By Fran Kritz
In the last year and a half, doctors in California have seen about twenty cases of what may be a new disease. Patients, usually children, quickly and permanently lose muscle function in an arm or leg, sometimes, but not always after having respiratory symptoms. According to a recent update by UCSF, although the newly identified illness shares some features with polio—which killed and disabled tens of thousands of people in the U.S. before a vaccine was developed in the 1950s –the new condition is not the same disease as polio.
UCSF researchers who will report on the disease at the American Academy of Neurology meeting next month say the cause of the disease is still unknown, but a strong possibility is that it is caused by a virus known as enterovirus-68, which was detected in two of five cases that the UCSF researchers will report on. A similar type of rare paralysis caused by a virus related to enterovirus-68 has been reported for many years in Asia and Australia.
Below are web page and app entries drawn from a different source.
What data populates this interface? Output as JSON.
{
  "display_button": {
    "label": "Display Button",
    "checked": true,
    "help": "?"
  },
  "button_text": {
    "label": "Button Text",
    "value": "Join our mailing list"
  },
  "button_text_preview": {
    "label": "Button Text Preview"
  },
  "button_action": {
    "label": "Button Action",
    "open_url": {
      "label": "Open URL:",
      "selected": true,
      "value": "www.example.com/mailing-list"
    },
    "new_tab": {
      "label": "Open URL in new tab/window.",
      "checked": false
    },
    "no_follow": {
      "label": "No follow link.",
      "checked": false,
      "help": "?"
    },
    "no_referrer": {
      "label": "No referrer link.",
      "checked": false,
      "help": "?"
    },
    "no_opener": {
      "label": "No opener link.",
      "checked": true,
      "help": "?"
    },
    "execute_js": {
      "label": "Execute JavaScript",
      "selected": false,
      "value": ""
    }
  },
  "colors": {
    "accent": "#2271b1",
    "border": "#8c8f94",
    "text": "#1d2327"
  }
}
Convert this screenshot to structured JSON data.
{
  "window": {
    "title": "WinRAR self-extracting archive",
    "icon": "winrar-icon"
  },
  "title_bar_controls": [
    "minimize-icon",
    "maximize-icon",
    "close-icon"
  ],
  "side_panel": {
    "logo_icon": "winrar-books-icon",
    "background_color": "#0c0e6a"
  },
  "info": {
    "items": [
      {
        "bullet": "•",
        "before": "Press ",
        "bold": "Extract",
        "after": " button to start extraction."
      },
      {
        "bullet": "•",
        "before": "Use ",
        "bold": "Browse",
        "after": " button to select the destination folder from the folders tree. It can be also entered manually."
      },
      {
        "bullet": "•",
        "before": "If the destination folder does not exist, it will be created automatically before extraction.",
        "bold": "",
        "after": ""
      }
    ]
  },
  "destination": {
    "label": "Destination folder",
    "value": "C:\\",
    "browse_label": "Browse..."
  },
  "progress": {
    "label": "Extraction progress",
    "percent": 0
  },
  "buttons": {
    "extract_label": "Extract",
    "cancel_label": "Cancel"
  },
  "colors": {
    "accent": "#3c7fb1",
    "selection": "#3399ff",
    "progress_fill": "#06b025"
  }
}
The researchers say the newly identified disease may also be an autoimmune disease.
The current illness is extremely rare, and does not represent an epidemic, according to the UCSF researchers. No clusters of cases have been reported and there don’t seem to be any connections among the children who have contracted the disease.
While the polio vaccine does not appear to protect against the newly identified disease, parents and doctors are being advised to give the vaccine to children to protect them against polio. UCSF and Stanford physicians are working with the California Department of Public Health to identify and track cases.
Keith Van Haren, M.D., a pediatric neurologist at Lucile Packard Children’s Hospital in Palo Alto and an instructor in neurology and neurological sciences at the Stanford School of Medicine who will be presenting data on five cases at the AAN conference says “we want to temper the concern, because, at the moment, [the newly identified disease] does not appear to represent a major epidemic but only a very rare phenomenon [and] we hope our efforts will help us develop prevention and treatment strategies in the future.
Adds Van Haren, “All children who show symptoms of paralysis should be seen immediately by a doctor.”
Recently, U.S. Senator Barbara Boxer (D-Calif) sent a letter to Tom Frieden, M.D., MPH, director of the Centers for Disease Control and Prevention, urging the center to undertake a geographic analysis of where the cases are occurring in California, and asked the agency to answer the following questions:
• What is the CDC doing to identify the cause of this disease?
• Could a virus, such as an enterovirus, be a cause of the disease?
• Could environmental factors and exposures be involved?
• Have you instituted national reporting of acute paralytic diseases? If not, why not?
So far, the CDC has not become involved in the investigations.